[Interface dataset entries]
----

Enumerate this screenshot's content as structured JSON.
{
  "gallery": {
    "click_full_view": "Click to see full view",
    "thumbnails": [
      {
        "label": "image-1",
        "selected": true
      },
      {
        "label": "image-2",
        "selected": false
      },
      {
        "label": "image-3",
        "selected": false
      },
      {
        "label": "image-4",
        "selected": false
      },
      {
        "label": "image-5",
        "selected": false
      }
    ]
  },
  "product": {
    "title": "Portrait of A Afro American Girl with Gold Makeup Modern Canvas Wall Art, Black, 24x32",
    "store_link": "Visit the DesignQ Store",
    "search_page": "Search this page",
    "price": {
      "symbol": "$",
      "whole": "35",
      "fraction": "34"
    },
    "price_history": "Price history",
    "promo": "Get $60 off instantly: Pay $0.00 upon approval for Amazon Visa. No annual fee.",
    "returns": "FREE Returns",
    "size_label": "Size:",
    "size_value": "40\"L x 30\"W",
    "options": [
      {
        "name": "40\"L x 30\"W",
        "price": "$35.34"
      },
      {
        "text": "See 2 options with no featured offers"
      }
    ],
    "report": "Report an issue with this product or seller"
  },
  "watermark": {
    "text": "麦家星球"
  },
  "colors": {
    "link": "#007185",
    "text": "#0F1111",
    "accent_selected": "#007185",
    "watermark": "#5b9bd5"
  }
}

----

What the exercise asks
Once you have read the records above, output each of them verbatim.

Solution to this problem
Enumerate this screenshot's content as structured JSON.
{
  "gallery": {
    "click_full_view": "Click to see full view",
    "thumbnails": [
      {
        "label": "image-1",
        "selected": true
      },
      {
        "label": "image-2",
        "selected": false
      },
      {
        "label": "image-3",
        "selected": false
      },
      {
        "label": "image-4",
        "selected": false
      },
      {
        "label": "image-5",
        "selected": false
      }
    ]
  },
  "product": {
    "title": "Portrait of A Afro American Girl with Gold Makeup Modern Canvas Wall Art, Black, 24x32",
    "store_link": "Visit the DesignQ Store",
    "search_page": "Search this page",
    "price": {
      "symbol": "$",
      "whole": "35",
      "fraction": "34"
    },
    "price_history": "Price history",
    "promo": "Get $60 off instantly: Pay $0.00 upon approval for Amazon Visa. No annual fee.",
    "returns": "FREE Returns",
    "size_label": "Size:",
    "size_value": "40\"L x 30\"W",
    "options": [
      {
        "name": "40\"L x 30\"W",
        "price": "$35.34"
      },
      {
        "text": "See 2 options with no featured offers"
      }
    ],
    "report": "Report an issue with this product or seller"
  },
  "watermark": {
    "text": "麦家星球"
  },
  "colors": {
    "link": "#007185",
    "text": "#0F1111",
    "accent_selected": "#007185",
    "watermark": "#5b9bd5"
  }
}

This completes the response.